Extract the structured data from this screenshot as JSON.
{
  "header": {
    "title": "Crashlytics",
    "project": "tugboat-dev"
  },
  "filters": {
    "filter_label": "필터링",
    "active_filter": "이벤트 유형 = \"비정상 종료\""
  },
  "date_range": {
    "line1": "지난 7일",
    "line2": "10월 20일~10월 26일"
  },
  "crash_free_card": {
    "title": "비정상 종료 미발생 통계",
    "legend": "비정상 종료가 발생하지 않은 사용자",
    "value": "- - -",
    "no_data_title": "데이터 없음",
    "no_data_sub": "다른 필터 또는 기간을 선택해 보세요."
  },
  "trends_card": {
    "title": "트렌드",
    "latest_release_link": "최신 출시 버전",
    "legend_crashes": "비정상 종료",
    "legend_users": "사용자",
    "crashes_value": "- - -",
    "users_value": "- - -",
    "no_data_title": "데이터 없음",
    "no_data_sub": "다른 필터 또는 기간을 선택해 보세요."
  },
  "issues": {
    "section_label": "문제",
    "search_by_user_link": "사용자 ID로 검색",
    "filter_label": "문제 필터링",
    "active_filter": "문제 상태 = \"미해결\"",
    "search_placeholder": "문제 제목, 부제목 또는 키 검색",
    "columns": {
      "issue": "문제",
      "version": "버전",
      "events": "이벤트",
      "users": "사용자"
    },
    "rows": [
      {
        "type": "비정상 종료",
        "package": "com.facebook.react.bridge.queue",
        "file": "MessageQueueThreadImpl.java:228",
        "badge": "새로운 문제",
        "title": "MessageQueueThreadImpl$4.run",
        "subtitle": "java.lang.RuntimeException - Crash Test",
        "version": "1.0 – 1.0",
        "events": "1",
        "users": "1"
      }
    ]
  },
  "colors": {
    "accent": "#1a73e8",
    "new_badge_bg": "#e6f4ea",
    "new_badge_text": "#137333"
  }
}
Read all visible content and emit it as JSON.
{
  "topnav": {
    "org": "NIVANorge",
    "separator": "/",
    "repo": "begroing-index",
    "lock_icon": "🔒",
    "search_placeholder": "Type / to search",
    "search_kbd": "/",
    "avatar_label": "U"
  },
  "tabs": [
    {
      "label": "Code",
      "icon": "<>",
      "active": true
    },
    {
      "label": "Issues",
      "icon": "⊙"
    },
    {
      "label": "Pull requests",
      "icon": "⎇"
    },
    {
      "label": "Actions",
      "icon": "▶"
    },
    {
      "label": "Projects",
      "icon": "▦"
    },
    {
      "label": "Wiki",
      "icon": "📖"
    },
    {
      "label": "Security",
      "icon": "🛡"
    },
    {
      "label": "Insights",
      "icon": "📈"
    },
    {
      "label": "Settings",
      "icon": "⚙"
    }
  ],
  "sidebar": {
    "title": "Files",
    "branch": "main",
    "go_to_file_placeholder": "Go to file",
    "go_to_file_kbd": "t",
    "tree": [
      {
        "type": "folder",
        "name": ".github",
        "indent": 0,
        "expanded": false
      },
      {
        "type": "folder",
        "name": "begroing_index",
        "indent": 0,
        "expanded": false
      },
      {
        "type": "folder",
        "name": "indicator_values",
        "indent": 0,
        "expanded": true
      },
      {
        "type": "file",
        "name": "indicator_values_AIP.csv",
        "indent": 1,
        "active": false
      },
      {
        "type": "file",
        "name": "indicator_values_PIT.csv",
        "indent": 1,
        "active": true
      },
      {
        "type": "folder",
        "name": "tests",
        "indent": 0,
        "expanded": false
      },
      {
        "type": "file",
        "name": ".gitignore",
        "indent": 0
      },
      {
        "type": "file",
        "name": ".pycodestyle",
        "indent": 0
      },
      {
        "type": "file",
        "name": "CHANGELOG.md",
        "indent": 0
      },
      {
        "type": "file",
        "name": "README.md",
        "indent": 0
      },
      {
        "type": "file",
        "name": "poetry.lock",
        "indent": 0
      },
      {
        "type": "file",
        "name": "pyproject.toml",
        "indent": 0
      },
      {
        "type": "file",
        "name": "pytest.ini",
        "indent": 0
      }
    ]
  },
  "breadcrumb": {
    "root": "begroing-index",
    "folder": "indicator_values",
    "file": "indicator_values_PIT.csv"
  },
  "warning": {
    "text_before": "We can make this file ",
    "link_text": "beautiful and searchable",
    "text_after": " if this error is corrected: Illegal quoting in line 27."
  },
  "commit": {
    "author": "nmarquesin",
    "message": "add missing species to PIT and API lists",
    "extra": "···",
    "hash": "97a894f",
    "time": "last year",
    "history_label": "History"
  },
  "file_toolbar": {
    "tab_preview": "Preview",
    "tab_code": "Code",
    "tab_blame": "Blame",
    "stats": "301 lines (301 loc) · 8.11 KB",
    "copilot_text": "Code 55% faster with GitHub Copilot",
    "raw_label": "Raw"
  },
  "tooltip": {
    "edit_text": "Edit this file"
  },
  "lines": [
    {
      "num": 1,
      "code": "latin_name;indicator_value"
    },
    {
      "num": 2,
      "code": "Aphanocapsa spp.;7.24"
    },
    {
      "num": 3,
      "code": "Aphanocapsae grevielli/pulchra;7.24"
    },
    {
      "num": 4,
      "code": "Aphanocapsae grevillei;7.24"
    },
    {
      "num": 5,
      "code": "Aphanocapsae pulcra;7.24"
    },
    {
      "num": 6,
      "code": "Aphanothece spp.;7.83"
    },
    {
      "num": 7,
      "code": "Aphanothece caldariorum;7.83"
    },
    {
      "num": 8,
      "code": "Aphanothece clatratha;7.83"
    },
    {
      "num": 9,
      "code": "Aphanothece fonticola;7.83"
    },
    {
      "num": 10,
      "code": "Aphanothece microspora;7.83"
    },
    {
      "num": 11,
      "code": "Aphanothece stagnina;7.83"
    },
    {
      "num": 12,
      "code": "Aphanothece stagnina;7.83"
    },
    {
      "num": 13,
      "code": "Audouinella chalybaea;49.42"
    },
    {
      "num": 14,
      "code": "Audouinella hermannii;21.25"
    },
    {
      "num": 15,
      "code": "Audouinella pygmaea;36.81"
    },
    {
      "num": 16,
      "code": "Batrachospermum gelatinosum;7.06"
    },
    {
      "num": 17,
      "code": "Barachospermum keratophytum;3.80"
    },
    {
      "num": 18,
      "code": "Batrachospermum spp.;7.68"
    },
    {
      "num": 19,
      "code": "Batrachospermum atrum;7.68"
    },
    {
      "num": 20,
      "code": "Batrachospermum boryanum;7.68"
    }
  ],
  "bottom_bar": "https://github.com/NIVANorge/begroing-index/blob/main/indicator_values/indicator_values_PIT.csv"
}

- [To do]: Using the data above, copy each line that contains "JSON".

- [Solution below]:
Extract the structured data from this screenshot as JSON.
Read all visible content and emit it as JSON.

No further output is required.